Original Research ARTICLE
Adenosine A2A receptors in the rat prelimbic medial prefrontal cortex control delay-based cost-benefit decision making
- 1Centro de Neurociências e Biologia Celular, Universidade de Coimbra, Portugal
- 2Departamento de Bioquímica, Universidade Federal do Rio Grande do Sul (UFRGS), Brazil
- 3Departamento de Neurobiologia, Universidade Federal Fluminense, Brazil
- 4Faculty of Medicine, Universidade Federal do Ceará, Brazil
- 5Faculdade de Medicina, Universidade de Coimbra, Portugal

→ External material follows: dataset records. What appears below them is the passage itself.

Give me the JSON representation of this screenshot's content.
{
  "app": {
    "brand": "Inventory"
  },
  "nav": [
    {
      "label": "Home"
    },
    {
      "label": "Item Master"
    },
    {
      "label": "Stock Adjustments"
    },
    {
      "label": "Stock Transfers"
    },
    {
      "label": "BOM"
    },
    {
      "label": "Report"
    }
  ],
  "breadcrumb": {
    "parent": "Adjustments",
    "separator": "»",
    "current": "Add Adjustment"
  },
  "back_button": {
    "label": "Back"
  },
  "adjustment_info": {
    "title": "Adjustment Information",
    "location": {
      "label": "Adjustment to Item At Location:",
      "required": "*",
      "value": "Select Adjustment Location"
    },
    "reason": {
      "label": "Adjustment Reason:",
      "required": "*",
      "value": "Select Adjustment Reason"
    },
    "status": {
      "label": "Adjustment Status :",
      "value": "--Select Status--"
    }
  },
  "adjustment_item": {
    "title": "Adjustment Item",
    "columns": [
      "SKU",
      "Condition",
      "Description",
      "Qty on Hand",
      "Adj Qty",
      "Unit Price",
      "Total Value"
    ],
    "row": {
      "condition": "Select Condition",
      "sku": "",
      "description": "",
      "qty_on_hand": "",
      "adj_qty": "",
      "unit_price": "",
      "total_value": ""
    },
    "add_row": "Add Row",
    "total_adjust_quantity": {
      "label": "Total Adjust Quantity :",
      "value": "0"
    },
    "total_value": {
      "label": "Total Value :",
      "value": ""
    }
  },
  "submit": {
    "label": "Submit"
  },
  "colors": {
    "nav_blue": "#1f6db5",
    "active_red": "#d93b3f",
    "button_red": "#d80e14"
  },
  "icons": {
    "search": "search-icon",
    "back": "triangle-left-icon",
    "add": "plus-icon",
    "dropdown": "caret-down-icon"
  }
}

Adenosine A2A receptors (A2AR) were recently described to control synaptic plasticity and network activity in the prefrontal cortex (PFC). We now probed the role of these PFC A2AR by evaluating the behavioral performance (locomotor activity, anxiety-related behavior, cost-benefit decision making and working memory) of rats upon viral shA2AR-mediated downregulation of A2AR selectively in the prelimbic medial prefrontal cortex (PLmPFC). The most evident alteration observed in shA2AR-treated rats, when compared to sh-control-treated rats, was a decrease in the choice of the large reward upon an imposed delay of 15 seconds assessed in a T-maze-based cost-benefit decision-making paradigm, suggestive of impulsive decision making. Spontaneous locomotion in the open field was not altered, suggesting no changes in exploratory behavior. Furthermore, rats treated with shA2AR in the PLmPFC also displayed a tendency for higher anxiety levels in the elevated plus maze (less entries in the open arms), but not in the open field test (time spent in the center was not affected). Finally, working memory performance was not significantly altered, as revealed by the spontaneous alternation in the Y-maze test and the latency to reach the platform in the repeated trial Morris water maze. These findings constitute the first direct demonstration of a role of PFC A2AR in the control of behavior in physiological conditions, showing their major contribution for the control of delay-based cost-benefit decisions.
Keywords: adenosine A2A receptors, impulsive choice, prefrontal cortex (PFC), Anxiety, working memory, Cost-benefit decision making
Received: 22 May 2018;
Accepted: 05 Dec 2018.
Edited by:David Blum, INSERM U1172 Centre de Recherche Jean Pierre Aubert, France
Reviewed by:Ryan K. Bachtell, University of Colorado Boulder, United States
Joana E. Coelho, Institute of Molecular Medicine, Faculty of Medicine, University of Lisbon, Portugal
Copyright: © 2018 Leffa, Pandolfo, Gonçalves, Machado, De Souza, Real, Silva, Silva, Köfalvi, Cunha and Ferreira. This is an open-access article distributed under the terms of the Creative Commons Attribution License (CC BY). The use, distribution or reproduction in other forums is permitted, provided the original author(s) and the copyright owner(s) are credited and that the original publication in this journal is cited, in accordance with accepted academic practice. No use, distribution or reproduction is permitted which does not comply with these terms.
* Correspondence: PhD. Samira G. Ferreira, Centro de Neurociências e Biologia Celular, Universidade de Coimbra, Coimbra, Portugal, email@example.com